We arrive in a "Ben Hur" chariot; drive to Wadi Rum; talk to Bedouins,; tour the great desert which hid Lawrence of Arabia, who helped the Arab Army defeat the Turks. We finish near ancient Petra.
“If you fell, would the canopy break your fall?” Stanley Siegel asks, dangling in a harness high above the jungle floor. “No,” his Costa Rican host shrugs, “if you fall it’s bye-bye.” And with a shove Stanley is off, shooting through the treetops on a zip line, his cameraman doing his best to keep up.
Stanley Siegel is a retired broadcaster—known to millions for his groundbreaking and often controversial interviews on WABC—and with Stanley On The Go he single-handedly redefines the travel show. Indeed, he redefines the notion of adventure: you don’t have to be a young Olympian to have a zest for life. Experience shouldn’t—and doesn’t—end at 60. Stanley shows that there’s more to retirement than bingo and shuffleboard on the Lido deck. He’s an inspiration.
Stanley takes us headlong around the globe: whether he’s on a camel in Giza, the deck of a Navy aircraft carrier off San Diego, straddling a speeding motorbike through the streets of Moscow, or balancing on top of the Sydney Harbor Bridge, each episode is a tour de force with a force of nature. Stanley is irrepressible—his commentary is not only informative and enlightening, but is also often surprising and frequently irreverent. He shows us the iconic sights—the Grand Tour—but also uncovers the unexpected.
In Paris he shows us the Eiffel Tower, but the Eiffel Tower through the eyes of Guy de Maupassant. He also takes us for a tour of the fifty-thousand-bottle wine cellar at Hotel George V, on a boat trip down the Seine, and even gets performance tips from exotic dancers at the Crazy Horse. In Tokyo we see not only to the Imperial Palace and the Cherry Blossom Festival, but also a Sumo wrestling class, the teeming Tsukiji fish market at daybreak, and inside the Saguwa Express, Japan’s version of FedEx. He interviews Geisha girls, shows us the difference between shabu shabu and sukiyaki, and eventually winds up in the mosh pit of a Japanese punk rock show.
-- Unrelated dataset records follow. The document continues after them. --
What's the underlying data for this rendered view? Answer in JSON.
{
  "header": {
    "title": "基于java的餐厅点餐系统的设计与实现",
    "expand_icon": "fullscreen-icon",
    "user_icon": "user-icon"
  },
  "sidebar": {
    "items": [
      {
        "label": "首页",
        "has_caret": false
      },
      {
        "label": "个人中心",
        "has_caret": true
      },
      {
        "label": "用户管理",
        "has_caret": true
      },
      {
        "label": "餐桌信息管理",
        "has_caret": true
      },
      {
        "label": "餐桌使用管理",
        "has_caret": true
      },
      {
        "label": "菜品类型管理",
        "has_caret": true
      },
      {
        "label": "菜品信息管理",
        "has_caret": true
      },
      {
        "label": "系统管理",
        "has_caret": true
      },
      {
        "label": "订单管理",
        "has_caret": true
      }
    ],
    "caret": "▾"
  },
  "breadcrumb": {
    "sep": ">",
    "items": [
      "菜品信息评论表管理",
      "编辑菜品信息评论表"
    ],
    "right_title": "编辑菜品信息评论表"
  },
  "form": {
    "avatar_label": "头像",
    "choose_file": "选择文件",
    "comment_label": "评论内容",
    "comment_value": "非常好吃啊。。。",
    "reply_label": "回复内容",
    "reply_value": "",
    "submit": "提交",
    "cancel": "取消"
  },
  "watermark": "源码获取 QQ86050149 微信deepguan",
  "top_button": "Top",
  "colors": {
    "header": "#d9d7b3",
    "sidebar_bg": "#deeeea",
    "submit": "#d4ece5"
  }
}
Stanley has a deft and beguiling talent for getting people to talk, honed by his years hosting his talk show on WABC. He is funny, real, personable—people open up to him. He’s informal yet thorough, managing to balance the playful with the erudite. But, above all else, he’s entertaining.
Stanley On The Go has a charm, an accessibility, a casual approach that immediately draws the viewer in. Whether it’s investigating an arranged marriage in India or hoisting a beer stein in Munich, dodging bulls on the streets of Pamplona or rafting through rapids in Brazil, he does it all with a spirit of adventure, a world of knowledge at his disposal, and an infectious sense of humor. Stanley asks the questions that viewers would ask—and some that they would never dream of asking. Stanley On The Go is like seeing the world with a friend; a friend who’s willing to try anything and has an uncanny nose for the unusual.
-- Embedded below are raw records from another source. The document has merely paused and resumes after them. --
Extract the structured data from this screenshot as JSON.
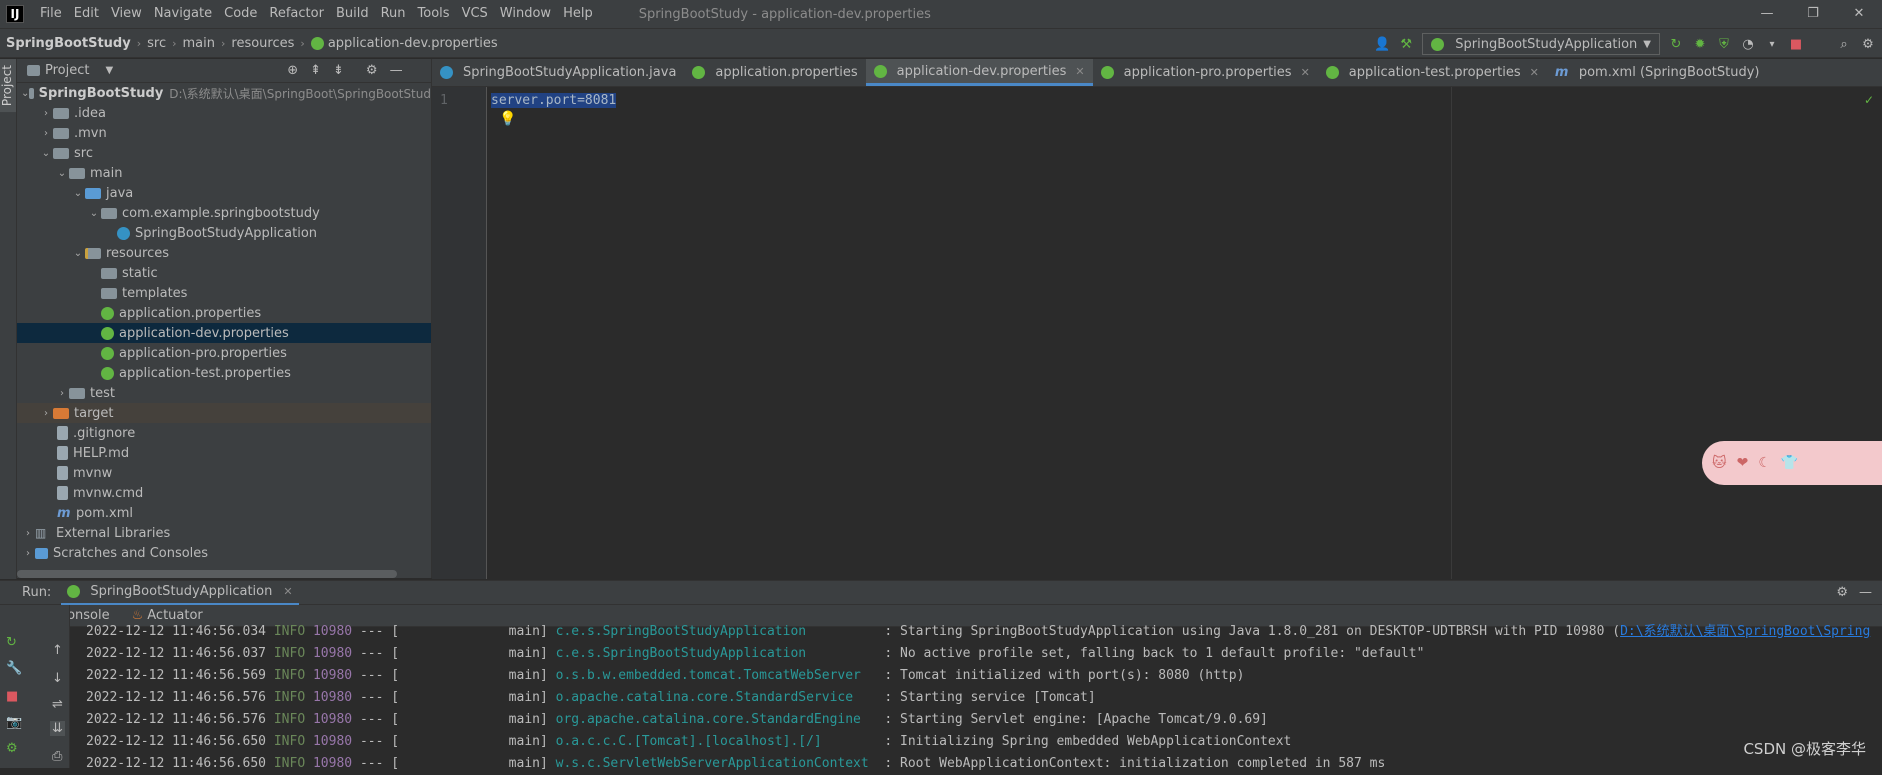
{
  "window": {
    "title": "SpringBootStudy - application-dev.properties",
    "logo": "IJ"
  },
  "menu": [
    "File",
    "Edit",
    "View",
    "Navigate",
    "Code",
    "Refactor",
    "Build",
    "Run",
    "Tools",
    "VCS",
    "Window",
    "Help"
  ],
  "breadcrumb": [
    "SpringBootStudy",
    "src",
    "main",
    "resources",
    "application-dev.properties"
  ],
  "run_config": "SpringBootStudyApplication",
  "project": {
    "header": "Project",
    "strip_label": "Project",
    "root_name": "SpringBootStudy",
    "root_path": "D:\\系统默认\\桌面\\SpringBoot\\SpringBootStud",
    "tree": [
      ".idea",
      ".mvn",
      "src",
      "main",
      "java",
      "com.example.springbootstudy",
      "SpringBootStudyApplication",
      "resources",
      "static",
      "templates",
      "application.properties",
      "application-dev.properties",
      "application-pro.properties",
      "application-test.properties",
      "test",
      "target",
      ".gitignore",
      "HELP.md",
      "mvnw",
      "mvnw.cmd",
      "pom.xml",
      "External Libraries",
      "Scratches and Consoles"
    ]
  },
  "tabs": [
    "SpringBootStudyApplication.java",
    "application.properties",
    "application-dev.properties",
    "application-pro.properties",
    "application-test.properties",
    "pom.xml (SpringBootStudy)"
  ],
  "editor": {
    "line_number": "1",
    "code": "server.port=8081"
  },
  "run": {
    "label": "Run:",
    "config_tab": "SpringBootStudyApplication",
    "subtabs": [
      "Console",
      "Actuator"
    ],
    "console": [
      {
        "time": "2022-12-12 11:46:56.034",
        "level": "INFO",
        "pid": "10980",
        "sep": "--- [",
        "thread": "main]",
        "logger": "c.e.s.SpringBootStudyApplication         ",
        "msg": ": Starting SpringBootStudyApplication using Java 1.8.0_281 on DESKTOP-UDTBRSH with PID 10980 (",
        "link": "D:\\系统默认\\桌面\\SpringBoot\\Spring"
      },
      {
        "time": "2022-12-12 11:46:56.037",
        "level": "INFO",
        "pid": "10980",
        "sep": "--- [",
        "thread": "main]",
        "logger": "c.e.s.SpringBootStudyApplication         ",
        "msg": ": No active profile set, falling back to 1 default profile: \"default\"",
        "link": ""
      },
      {
        "time": "2022-12-12 11:46:56.569",
        "level": "INFO",
        "pid": "10980",
        "sep": "--- [",
        "thread": "main]",
        "logger": "o.s.b.w.embedded.tomcat.TomcatWebServer  ",
        "msg": ": Tomcat initialized with port(s): 8080 (http)",
        "link": ""
      },
      {
        "time": "2022-12-12 11:46:56.576",
        "level": "INFO",
        "pid": "10980",
        "sep": "--- [",
        "thread": "main]",
        "logger": "o.apache.catalina.core.StandardService   ",
        "msg": ": Starting service [Tomcat]",
        "link": ""
      },
      {
        "time": "2022-12-12 11:46:56.576",
        "level": "INFO",
        "pid": "10980",
        "sep": "--- [",
        "thread": "main]",
        "logger": "org.apache.catalina.core.StandardEngine  ",
        "msg": ": Starting Servlet engine: [Apache Tomcat/9.0.69]",
        "link": ""
      },
      {
        "time": "2022-12-12 11:46:56.650",
        "level": "INFO",
        "pid": "10980",
        "sep": "--- [",
        "thread": "main]",
        "logger": "o.a.c.c.C.[Tomcat].[localhost].[/]       ",
        "msg": ": Initializing Spring embedded WebApplicationContext",
        "link": ""
      },
      {
        "time": "2022-12-12 11:46:56.650",
        "level": "INFO",
        "pid": "10980",
        "sep": "--- [",
        "thread": "main]",
        "logger": "w.s.c.ServletWebServerApplicationContext ",
        "msg": ": Root WebApplicationContext: initialization completed in 587 ms",
        "link": ""
      }
    ]
  },
  "watermark": "CSDN @极客李华"
}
Stanley Siegel has been an unforgettable media presence for over three decades. In the 1970s and 80s his uncompromising talk show on WABC ensured that he was a defining personality of the New York airwaves. He interviewed everyone who defined the era, from Truman Capote to Frank Zappa, from Patti Smith to Renee Richards. His approach was no holds barred, opinionated, and fearless—he made it personal.
Stanley challenged the expectations of what a talk show could and should be and broadened the boundaries of the genre. He regularly brought on his therapist and underwent treatment on-air. In one infamous show he physically restrained Timothy Leary to prevent him from leaving. His 9 a.m. show provoked and delighted in equal measure.
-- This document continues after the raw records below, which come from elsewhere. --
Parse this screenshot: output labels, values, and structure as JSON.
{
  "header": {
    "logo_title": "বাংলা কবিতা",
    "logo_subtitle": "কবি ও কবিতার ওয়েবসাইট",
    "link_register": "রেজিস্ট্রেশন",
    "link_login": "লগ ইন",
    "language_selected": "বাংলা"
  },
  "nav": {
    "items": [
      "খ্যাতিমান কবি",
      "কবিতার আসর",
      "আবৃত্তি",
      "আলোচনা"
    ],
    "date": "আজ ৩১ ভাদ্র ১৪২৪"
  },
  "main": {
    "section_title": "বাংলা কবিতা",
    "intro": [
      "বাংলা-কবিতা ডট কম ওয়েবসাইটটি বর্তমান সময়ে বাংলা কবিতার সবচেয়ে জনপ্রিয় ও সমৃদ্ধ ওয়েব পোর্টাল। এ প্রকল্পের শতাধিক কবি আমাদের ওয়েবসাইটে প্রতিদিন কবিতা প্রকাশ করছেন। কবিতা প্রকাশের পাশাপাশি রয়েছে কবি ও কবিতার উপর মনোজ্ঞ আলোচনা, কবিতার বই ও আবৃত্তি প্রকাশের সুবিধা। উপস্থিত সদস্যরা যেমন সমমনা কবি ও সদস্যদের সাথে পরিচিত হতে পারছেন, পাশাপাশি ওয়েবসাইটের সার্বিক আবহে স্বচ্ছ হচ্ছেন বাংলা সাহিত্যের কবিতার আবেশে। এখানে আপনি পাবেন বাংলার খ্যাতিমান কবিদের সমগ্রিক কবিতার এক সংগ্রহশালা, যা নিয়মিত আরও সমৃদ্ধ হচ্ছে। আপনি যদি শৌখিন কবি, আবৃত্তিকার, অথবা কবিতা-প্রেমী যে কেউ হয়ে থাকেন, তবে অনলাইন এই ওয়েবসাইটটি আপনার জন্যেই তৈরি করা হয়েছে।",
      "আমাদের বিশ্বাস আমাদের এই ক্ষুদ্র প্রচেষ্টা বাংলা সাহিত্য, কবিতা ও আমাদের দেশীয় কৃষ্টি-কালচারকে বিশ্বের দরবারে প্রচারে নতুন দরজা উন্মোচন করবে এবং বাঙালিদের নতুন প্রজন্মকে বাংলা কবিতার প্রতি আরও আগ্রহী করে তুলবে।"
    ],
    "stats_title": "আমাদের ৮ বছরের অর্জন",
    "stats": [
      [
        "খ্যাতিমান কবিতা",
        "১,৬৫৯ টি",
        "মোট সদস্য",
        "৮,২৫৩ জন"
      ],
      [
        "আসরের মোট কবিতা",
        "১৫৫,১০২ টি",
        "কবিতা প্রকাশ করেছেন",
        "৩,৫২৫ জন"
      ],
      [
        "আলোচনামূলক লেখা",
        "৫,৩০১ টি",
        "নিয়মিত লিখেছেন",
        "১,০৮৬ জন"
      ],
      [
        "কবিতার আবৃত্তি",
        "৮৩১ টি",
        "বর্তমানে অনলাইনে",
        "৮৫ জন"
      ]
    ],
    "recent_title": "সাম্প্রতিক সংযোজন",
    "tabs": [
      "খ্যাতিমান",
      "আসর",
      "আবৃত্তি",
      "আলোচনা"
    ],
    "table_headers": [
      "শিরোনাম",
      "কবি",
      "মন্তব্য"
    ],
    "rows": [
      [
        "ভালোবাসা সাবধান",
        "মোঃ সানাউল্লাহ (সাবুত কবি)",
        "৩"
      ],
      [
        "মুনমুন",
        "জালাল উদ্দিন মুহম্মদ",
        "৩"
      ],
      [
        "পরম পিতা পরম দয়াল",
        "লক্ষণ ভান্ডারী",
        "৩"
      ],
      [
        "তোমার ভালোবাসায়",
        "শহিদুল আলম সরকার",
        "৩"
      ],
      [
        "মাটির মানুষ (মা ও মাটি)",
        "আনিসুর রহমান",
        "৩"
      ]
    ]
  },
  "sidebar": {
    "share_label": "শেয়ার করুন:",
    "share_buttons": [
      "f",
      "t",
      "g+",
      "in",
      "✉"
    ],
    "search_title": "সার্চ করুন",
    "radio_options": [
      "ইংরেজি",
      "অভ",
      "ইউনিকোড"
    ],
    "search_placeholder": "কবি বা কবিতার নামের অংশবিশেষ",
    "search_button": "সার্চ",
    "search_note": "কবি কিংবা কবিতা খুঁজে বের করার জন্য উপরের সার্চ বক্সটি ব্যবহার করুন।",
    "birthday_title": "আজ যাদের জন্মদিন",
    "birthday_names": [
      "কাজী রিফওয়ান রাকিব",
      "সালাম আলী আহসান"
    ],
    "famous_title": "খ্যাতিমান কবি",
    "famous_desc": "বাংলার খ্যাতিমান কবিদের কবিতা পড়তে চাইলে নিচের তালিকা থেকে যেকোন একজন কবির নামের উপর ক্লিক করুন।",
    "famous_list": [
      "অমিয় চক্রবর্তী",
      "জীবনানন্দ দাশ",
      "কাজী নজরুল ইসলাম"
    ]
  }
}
After graduating from the University of Arizona, Stanley started as a newspaperman and even did a tour of duty in Vietnam as a radio journalist. He moved into television at WLUK-TV in Green Bay and his idiosyncratic talents were quickly recognized. Soon he was entertaining viewers in Louisville, San Diego, and New York. He has never played it safe: once was fired from a news broadcast for immersing himself in the “largest Jell-O mold in the continental United States.” Stanley came out of retirement bringing his intrepid style to Stanley On The Go, he has travelled the globe with the show and is now in production with RLTV on a series of specials to compliment the exclusive launch of Stanley On the Go on RLTV.
When not on the go, Stanley lives in Los Angeles.